** Your objective **
Print each entry in full, word for word, with no pictures in the result.

** Study material **
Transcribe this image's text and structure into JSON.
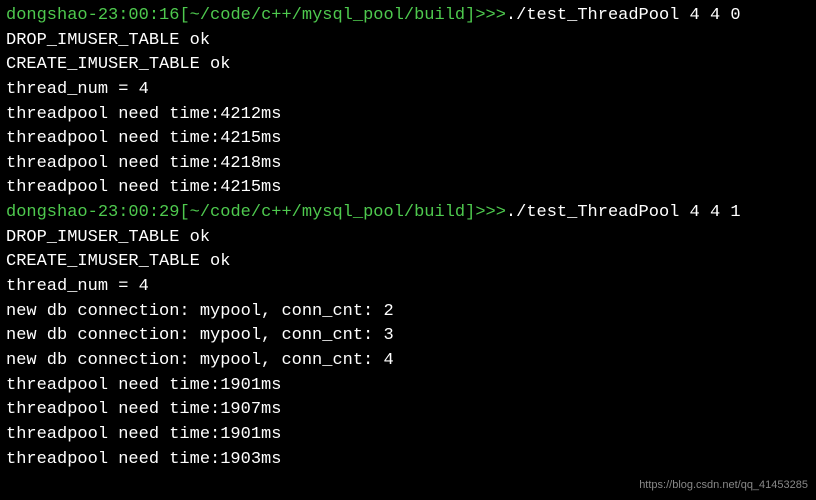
{
  "lines": [
    {
      "type": "prompt",
      "user": "dongshao",
      "time": "23:00:16",
      "path": "~/code/c++/mysql_pool/build",
      "marker": ">>>",
      "command": "./test_ThreadPool 4 4 0"
    },
    {
      "type": "output",
      "text": "DROP_IMUSER_TABLE ok"
    },
    {
      "type": "output",
      "text": "CREATE_IMUSER_TABLE ok"
    },
    {
      "type": "output",
      "text": "thread_num = 4"
    },
    {
      "type": "output",
      "text": "threadpool need time:4212ms"
    },
    {
      "type": "output",
      "text": "threadpool need time:4215ms"
    },
    {
      "type": "output",
      "text": "threadpool need time:4218ms"
    },
    {
      "type": "output",
      "text": "threadpool need time:4215ms"
    },
    {
      "type": "prompt",
      "user": "dongshao",
      "time": "23:00:29",
      "path": "~/code/c++/mysql_pool/build",
      "marker": ">>>",
      "command": "./test_ThreadPool 4 4 1"
    },
    {
      "type": "output",
      "text": "DROP_IMUSER_TABLE ok"
    },
    {
      "type": "output",
      "text": "CREATE_IMUSER_TABLE ok"
    },
    {
      "type": "output",
      "text": "thread_num = 4"
    },
    {
      "type": "output",
      "text": "new db connection: mypool, conn_cnt: 2"
    },
    {
      "type": "output",
      "text": "new db connection: mypool, conn_cnt: 3"
    },
    {
      "type": "output",
      "text": "new db connection: mypool, conn_cnt: 4"
    },
    {
      "type": "output",
      "text": "threadpool need time:1901ms"
    },
    {
      "type": "output",
      "text": "threadpool need time:1907ms"
    },
    {
      "type": "output",
      "text": "threadpool need time:1901ms"
    },
    {
      "type": "output",
      "text": "threadpool need time:1903ms"
    }
  ],
  "watermark": "https://blog.csdn.net/qq_41453285"
}
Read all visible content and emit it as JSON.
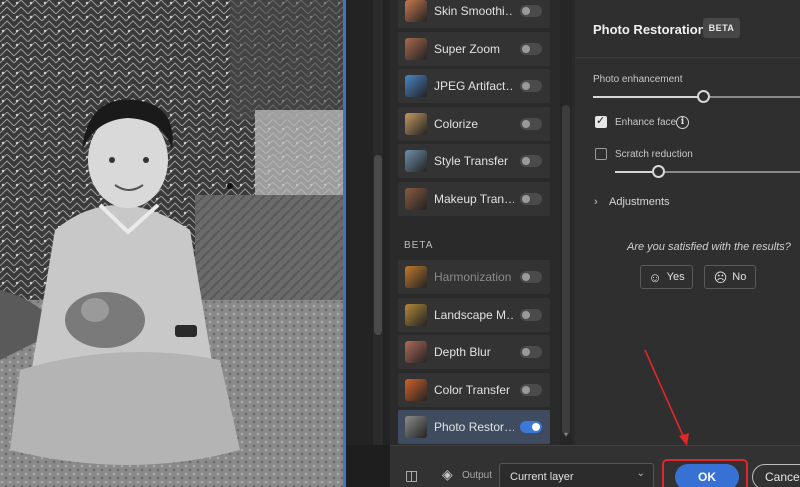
{
  "canvas": {
    "cursor": "hand-cursor"
  },
  "filters": {
    "items": [
      {
        "label": "Skin Smoothi…",
        "icon": "skin-smoothing-thumb",
        "on": false,
        "dim": false,
        "color": "#c9784e"
      },
      {
        "label": "Super Zoom",
        "icon": "super-zoom-thumb",
        "on": false,
        "dim": false,
        "color": "#a86a4c"
      },
      {
        "label": "JPEG Artifact…",
        "icon": "jpeg-artifacts-thumb",
        "on": false,
        "dim": false,
        "color": "#4a86c8"
      },
      {
        "label": "Colorize",
        "icon": "colorize-thumb",
        "on": false,
        "dim": false,
        "color": "#c49a62"
      },
      {
        "label": "Style Transfer",
        "icon": "style-transfer-thumb",
        "on": false,
        "dim": false,
        "color": "#6e8faa"
      },
      {
        "label": "Makeup Tran…",
        "icon": "makeup-transfer-thumb",
        "on": false,
        "dim": false,
        "color": "#8a5a40"
      }
    ],
    "beta_label": "BETA",
    "beta_items": [
      {
        "label": "Harmonization",
        "icon": "harmonization-thumb",
        "on": false,
        "dim": true,
        "color": "#c07a2e"
      },
      {
        "label": "Landscape M…",
        "icon": "landscape-mixer-thumb",
        "on": false,
        "dim": false,
        "color": "#b58a3a"
      },
      {
        "label": "Depth Blur",
        "icon": "depth-blur-thumb",
        "on": false,
        "dim": false,
        "color": "#b06a5a"
      },
      {
        "label": "Color Transfer",
        "icon": "color-transfer-thumb",
        "on": false,
        "dim": false,
        "color": "#d2612a"
      },
      {
        "label": "Photo Restor…",
        "icon": "photo-restoration-thumb",
        "on": true,
        "dim": false,
        "active": true,
        "color": "#8c8c8c"
      }
    ]
  },
  "panel": {
    "title": "Photo Restoration",
    "badge": "BETA",
    "photo_enhancement_label": "Photo enhancement",
    "photo_enhancement_level": 0.5,
    "enhance_face_label": "Enhance face",
    "enhance_face_checked": true,
    "scratch_reduction_label": "Scratch reduction",
    "scratch_reduction_checked": false,
    "scratch_reduction_level": 0.23,
    "adjustments_label": "Adjustments",
    "question": "Are you satisfied with the results?",
    "yes_label": "Yes",
    "no_label": "No"
  },
  "bottom": {
    "output_label": "Output",
    "output_value": "Current layer",
    "ok_label": "OK",
    "cancel_label": "Cancel"
  },
  "colors": {
    "accent": "#3871d4",
    "annotation": "#e0262a"
  }
}
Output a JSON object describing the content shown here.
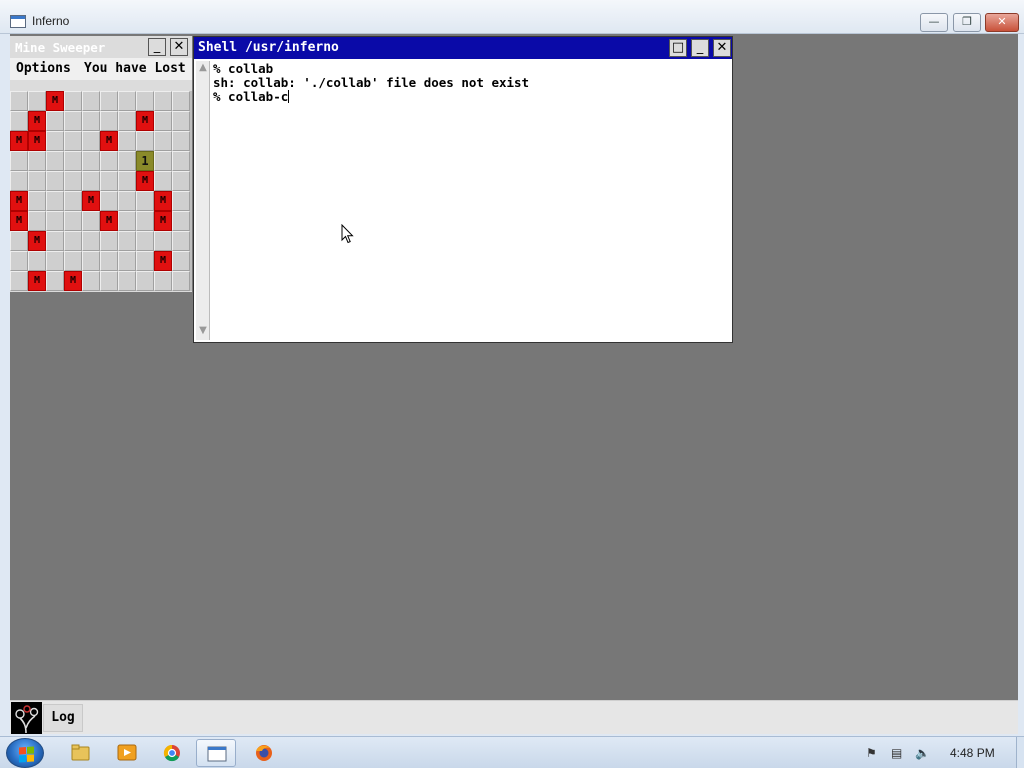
{
  "host_window": {
    "title": "Inferno",
    "buttons": {
      "minimize": "▭",
      "maximize": "▢",
      "close": "✕"
    }
  },
  "minesweeper": {
    "title": "Mine Sweeper",
    "menu_options": "Options",
    "status": "You have Lost",
    "grid": [
      [
        "",
        "",
        "M",
        "",
        "",
        "",
        "",
        "",
        "",
        ""
      ],
      [
        "",
        "M",
        "",
        "",
        "",
        "",
        "",
        "M",
        "",
        ""
      ],
      [
        "M",
        "M",
        "",
        "",
        "",
        "M",
        "",
        "",
        "",
        ""
      ],
      [
        "",
        "",
        "",
        "",
        "",
        "",
        "",
        "1",
        "",
        ""
      ],
      [
        "",
        "",
        "",
        "",
        "",
        "",
        "",
        "M",
        "",
        ""
      ],
      [
        "M",
        "",
        "",
        "",
        "M",
        "",
        "",
        "",
        "M",
        ""
      ],
      [
        "M",
        "",
        "",
        "",
        "",
        "M",
        "",
        "",
        "M",
        ""
      ],
      [
        "",
        "M",
        "",
        "",
        "",
        "",
        "",
        "",
        "",
        ""
      ],
      [
        "",
        "",
        "",
        "",
        "",
        "",
        "",
        "",
        "M",
        ""
      ],
      [
        "",
        "M",
        "",
        "M",
        "",
        "",
        "",
        "",
        "",
        ""
      ]
    ]
  },
  "shell": {
    "title": "Shell /usr/inferno",
    "lines": [
      "% collab",
      "sh: collab: './collab' file does not exist",
      "% collab-c"
    ]
  },
  "inferno_bar": {
    "log_label": "Log"
  },
  "taskbar": {
    "clock": "4:48 PM",
    "apps": [
      "file-explorer",
      "media-player",
      "chrome",
      "inferno-window",
      "firefox"
    ]
  },
  "colors": {
    "desktop_bg": "#777777",
    "shell_title_bg": "#0a0aa8",
    "mine_red": "#e01010",
    "number_cell": "#8a8a2a"
  }
}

** Written reply **
Transcribe this image's text and structure into JSON.
{
  "lines": [
    {
      "type": "prompt",
      "user": "dongshao",
      "time": "23:00:16",
      "path": "~/code/c++/mysql_pool/build",
      "marker": ">>>",
      "command": "./test_ThreadPool 4 4 0"
    },
    {
      "type": "output",
      "text": "DROP_IMUSER_TABLE ok"
    },
    {
      "type": "output",
      "text": "CREATE_IMUSER_TABLE ok"
    },
    {
      "type": "output",
      "text": "thread_num = 4"
    },
    {
      "type": "output",
      "text": "threadpool need time:4212ms"
    },
    {
      "type": "output",
      "text": "threadpool need time:4215ms"
    },
    {
      "type": "output",
      "text": "threadpool need time:4218ms"
    },
    {
      "type": "output",
      "text": "threadpool need time:4215ms"
    },
    {
      "type": "prompt",
      "user": "dongshao",
      "time": "23:00:29",
      "path": "~/code/c++/mysql_pool/build",
      "marker": ">>>",
      "command": "./test_ThreadPool 4 4 1"
    },
    {
      "type": "output",
      "text": "DROP_IMUSER_TABLE ok"
    },
    {
      "type": "output",
      "text": "CREATE_IMUSER_TABLE ok"
    },
    {
      "type": "output",
      "text": "thread_num = 4"
    },
    {
      "type": "output",
      "text": "new db connection: mypool, conn_cnt: 2"
    },
    {
      "type": "output",
      "text": "new db connection: mypool, conn_cnt: 3"
    },
    {
      "type": "output",
      "text": "new db connection: mypool, conn_cnt: 4"
    },
    {
      "type": "output",
      "text": "threadpool need time:1901ms"
    },
    {
      "type": "output",
      "text": "threadpool need time:1907ms"
    },
    {
      "type": "output",
      "text": "threadpool need time:1901ms"
    },
    {
      "type": "output",
      "text": "threadpool need time:1903ms"
    }
  ],
  "watermark": "https://blog.csdn.net/qq_41453285"
}
Read all visible content and emit it as JSON.
{
  "canvas": {
    "cursor": "hand-cursor"
  },
  "filters": {
    "items": [
      {
        "label": "Skin Smoothi…",
        "icon": "skin-smoothing-thumb",
        "on": false,
        "dim": false,
        "color": "#c9784e"
      },
      {
        "label": "Super Zoom",
        "icon": "super-zoom-thumb",
        "on": false,
        "dim": false,
        "color": "#a86a4c"
      },
      {
        "label": "JPEG Artifact…",
        "icon": "jpeg-artifacts-thumb",
        "on": false,
        "dim": false,
        "color": "#4a86c8"
      },
      {
        "label": "Colorize",
        "icon": "colorize-thumb",
        "on": false,
        "dim": false,
        "color": "#c49a62"
      },
      {
        "label": "Style Transfer",
        "icon": "style-transfer-thumb",
        "on": false,
        "dim": false,
        "color": "#6e8faa"
      },
      {
        "label": "Makeup Tran…",
        "icon": "makeup-transfer-thumb",
        "on": false,
        "dim": false,
        "color": "#8a5a40"
      }
    ],
    "beta_label": "BETA",
    "beta_items": [
      {
        "label": "Harmonization",
        "icon": "harmonization-thumb",
        "on": false,
        "dim": true,
        "color": "#c07a2e"
      },
      {
        "label": "Landscape M…",
        "icon": "landscape-mixer-thumb",
        "on": false,
        "dim": false,
        "color": "#b58a3a"
      },
      {
        "label": "Depth Blur",
        "icon": "depth-blur-thumb",
        "on": false,
        "dim": false,
        "color": "#b06a5a"
      },
      {
        "label": "Color Transfer",
        "icon": "color-transfer-thumb",
        "on": false,
        "dim": false,
        "color": "#d2612a"
      },
      {
        "label": "Photo Restor…",
        "icon": "photo-restoration-thumb",
        "on": true,
        "dim": false,
        "active": true,
        "color": "#8c8c8c"
      }
    ]
  },
  "panel": {
    "title": "Photo Restoration",
    "badge": "BETA",
    "photo_enhancement_label": "Photo enhancement",
    "photo_enhancement_level": 0.5,
    "enhance_face_label": "Enhance face",
    "enhance_face_checked": true,
    "scratch_reduction_label": "Scratch reduction",
    "scratch_reduction_checked": false,
    "scratch_reduction_level": 0.23,
    "adjustments_label": "Adjustments",
    "question": "Are you satisfied with the results?",
    "yes_label": "Yes",
    "no_label": "No"
  },
  "bottom": {
    "output_label": "Output",
    "output_value": "Current layer",
    "ok_label": "OK",
    "cancel_label": "Cancel"
  },
  "colors": {
    "accent": "#3871d4",
    "annotation": "#e0262a"
  }
}
Output a JSON object describing the content shown here.
{
  "host_window": {
    "title": "Inferno",
    "buttons": {
      "minimize": "▭",
      "maximize": "▢",
      "close": "✕"
    }
  },
  "minesweeper": {
    "title": "Mine Sweeper",
    "menu_options": "Options",
    "status": "You have Lost",
    "grid": [
      [
        "",
        "",
        "M",
        "",
        "",
        "",
        "",
        "",
        "",
        ""
      ],
      [
        "",
        "M",
        "",
        "",
        "",
        "",
        "",
        "M",
        "",
        ""
      ],
      [
        "M",
        "M",
        "",
        "",
        "",
        "M",
        "",
        "",
        "",
        ""
      ],
      [
        "",
        "",
        "",
        "",
        "",
        "",
        "",
        "1",
        "",
        ""
      ],
      [
        "",
        "",
        "",
        "",
        "",
        "",
        "",
        "M",
        "",
        ""
      ],
      [
        "M",
        "",
        "",
        "",
        "M",
        "",
        "",
        "",
        "M",
        ""
      ],
      [
        "M",
        "",
        "",
        "",
        "",
        "M",
        "",
        "",
        "M",
        ""
      ],
      [
        "",
        "M",
        "",
        "",
        "",
        "",
        "",
        "",
        "",
        ""
      ],
      [
        "",
        "",
        "",
        "",
        "",
        "",
        "",
        "",
        "M",
        ""
      ],
      [
        "",
        "M",
        "",
        "M",
        "",
        "",
        "",
        "",
        "",
        ""
      ]
    ]
  },
  "shell": {
    "title": "Shell /usr/inferno",
    "lines": [
      "% collab",
      "sh: collab: './collab' file does not exist",
      "% collab-c"
    ]
  },
  "inferno_bar": {
    "log_label": "Log"
  },
  "taskbar": {
    "clock": "4:48 PM",
    "apps": [
      "file-explorer",
      "media-player",
      "chrome",
      "inferno-window",
      "firefox"
    ]
  },
  "colors": {
    "desktop_bg": "#777777",
    "shell_title_bg": "#0a0aa8",
    "mine_red": "#e01010",
    "number_cell": "#8a8a2a"
  }
}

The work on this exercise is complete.